 How can employees support themselves through grief?

While people might not be able to change the circumstance of their grief, there are things they can do to ensure they’re looking after themselves whilst grieving:

  1. Mobilise support of family, friends and colleagues and talk with people whom you feel comfortable around that are empathetic listeners.
  2. Maintain a regular routine and structure. While you may not feel like it, make sure you are engaging in self-care and continuing to participate in enjoyable activities.

  3. Nourish your body with a healthy and balanced diet and avoid stimulants, drugs and alcohol.

  4. Stay active by stretching, walking and exercising - where possible, do these in nature for added benefit.

  5. Reflect about your experience and engage in something meaningful. This might involve a spiritual practice, journalling or doing something to mark the occasion.
How to support others through grief

People often report feeling helpless or awkward about their ability to support someone who us grieving. There are simple ways you can help others during this difficult time:

  1. Reach out and ask the person how they are coping. Acknowledge their loss and let them know that they can discuss it with you if they feel comfortable.

  2. Listen to the person by providing them airspace to talk, validate what they are saying and feeling and the impact that the situation has had on them.

  3. Understand that everyone grieves differently, people will respond in different ways, have different ways of coping and may take different times to heal.

  4. Ask the person how you can help them get through it and be respectful of how they choose to deal with the situation.

  5. Follow up with the person regularly to see how they are doing. Let them know that you are there whenever they need.

What support can organisations put in place for employees experiencing grief?

Organisations might be left feeling unsure how to support their staff during these challenging times. Sometimes, those in positions that require prompt decision making may be doing so whilst dealing with grief themselves.

PeopleSense by Altius provides support services for organisations to offer employees in the face of grief:

Employee Assistance Program (EAP) Counselling provides short-term confidential psychological assistance by Registered Psychologists for employees facing personal or work-related issues such as grief.
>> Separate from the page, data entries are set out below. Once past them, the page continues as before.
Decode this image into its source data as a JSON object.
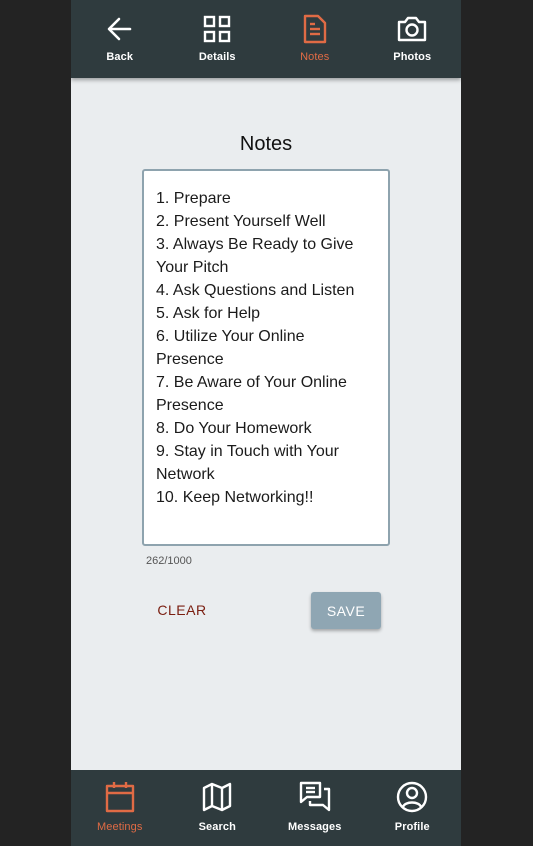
{
  "top_nav": {
    "items": [
      {
        "label": "Back",
        "icon": "arrow-left-icon"
      },
      {
        "label": "Details",
        "icon": "grid-icon"
      },
      {
        "label": "Notes",
        "icon": "note-icon",
        "active": true
      },
      {
        "label": "Photos",
        "icon": "camera-icon"
      }
    ]
  },
  "page": {
    "title": "Notes",
    "notes_value": "1. Prepare\n2. Present Yourself Well\n3. Always Be Ready to Give Your Pitch\n4. Ask Questions and Listen\n5. Ask for Help\n6. Utilize Your Online Presence\n7. Be Aware of Your Online Presence\n8. Do Your Homework\n9. Stay in Touch with Your Network\n10. Keep Networking!!",
    "char_count": "262/1000",
    "clear_label": "CLEAR",
    "save_label": "SAVE"
  },
  "bottom_nav": {
    "items": [
      {
        "label": "Meetings",
        "icon": "calendar-icon",
        "active": true
      },
      {
        "label": "Search",
        "icon": "map-icon"
      },
      {
        "label": "Messages",
        "icon": "chat-icon"
      },
      {
        "label": "Profile",
        "icon": "profile-icon"
      }
    ]
  },
  "colors": {
    "bar_bg": "#2f3b3e",
    "accent": "#e06b45",
    "page_bg": "#eaedef",
    "save_bg": "#8fa6b3",
    "clear_text": "#7a1e10"
  }
}
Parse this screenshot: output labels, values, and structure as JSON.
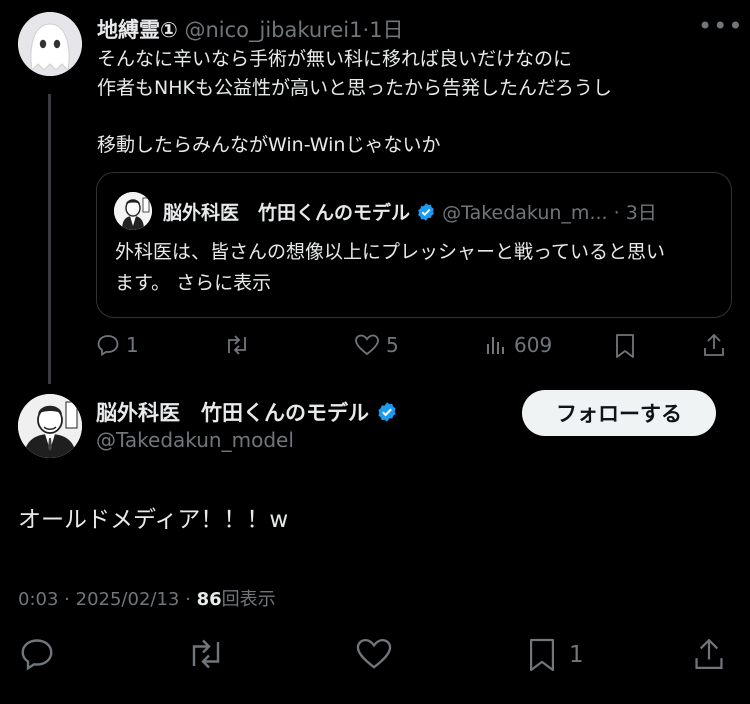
{
  "parent": {
    "display_name": "地縛霊①",
    "handle": "@nico_jibakurei1",
    "sep": "·",
    "time": "1日",
    "more": "•••",
    "lines": [
      "そんなに辛いなら手術が無い科に移れば良いだけなのに",
      "作者もNHKも公益性が高いと思ったから告発したんだろうし",
      "移動したらみんながWin-Winじゃないか"
    ],
    "actions": {
      "reply_count": "1",
      "retweet_count": "",
      "like_count": "5",
      "view_count": "609"
    }
  },
  "quote": {
    "display_name": "脳外科医　竹田くんのモデル",
    "handle": "@Takedakun_m...",
    "sep": "·",
    "time": "3日",
    "line1": "外科医は、皆さんの想像以上にプレッシャーと戦っていると思い",
    "line2": "ます。",
    "show_more": "さらに表示"
  },
  "main": {
    "display_name": "脳外科医　竹田くんのモデル",
    "handle": "@Takedakun_model",
    "follow_label": "フォローする",
    "text": "オールドメディア！！！w",
    "time": "0:03",
    "sep1": "·",
    "date": "2025/02/13",
    "sep2": "·",
    "views_count": "86",
    "views_label": "回表示",
    "bookmark_count": "1"
  },
  "colors": {
    "verified": "#1d9bf0",
    "background": "#000000",
    "text": "#e7e9ea",
    "muted": "#71767b"
  },
  "icons": [
    "reply-icon",
    "retweet-icon",
    "like-icon",
    "views-icon",
    "bookmark-icon",
    "share-icon",
    "verified-icon",
    "more-icon"
  ]
}
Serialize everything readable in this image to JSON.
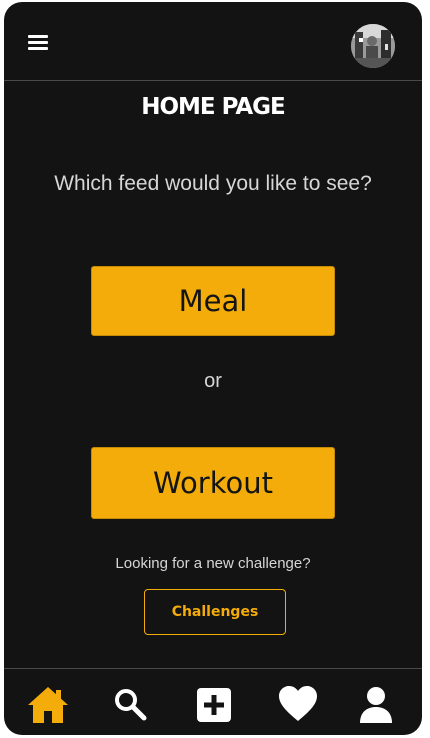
{
  "header": {
    "menu_icon": "hamburger-menu-icon",
    "avatar": "user-avatar"
  },
  "main": {
    "title": "HOME PAGE",
    "question": "Which feed would you like to see?",
    "meal_label": "Meal",
    "or_label": "or",
    "workout_label": "Workout",
    "challenge_prompt": "Looking for a new challenge?",
    "challenges_label": "Challenges"
  },
  "bottom_nav": {
    "items": [
      {
        "icon": "home-icon",
        "active": true
      },
      {
        "icon": "search-icon",
        "active": false
      },
      {
        "icon": "add-post-icon",
        "active": false
      },
      {
        "icon": "heart-icon",
        "active": false
      },
      {
        "icon": "profile-icon",
        "active": false
      }
    ]
  },
  "colors": {
    "background": "#131313",
    "accent": "#f3ac0a",
    "text_light": "#d6d6d6",
    "white": "#ffffff"
  }
}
It can be helpful to share information about the service in the lead up, or when responding to a loss, or have an EAP Psychologist attend onsite to discuss the service.

More on our EAP

Critical Incident Response provides psychological support to distressed employees and other parties affected by a workplace critical incident, such as the loss of a person. It aims to normalise responses to incidents and prevent the onset of abnormal reactions due to critical incidents such as Acute Stress Disorder and Post Traumatic Stress Disorder.

Training or Group Workshops offer information and practical skills on ways to prepare for and respond to a loss. It provides employees with the opportunity to engage in discussion about common concerns surrounding the grief and foster collaboration between colleagues in supporting each other.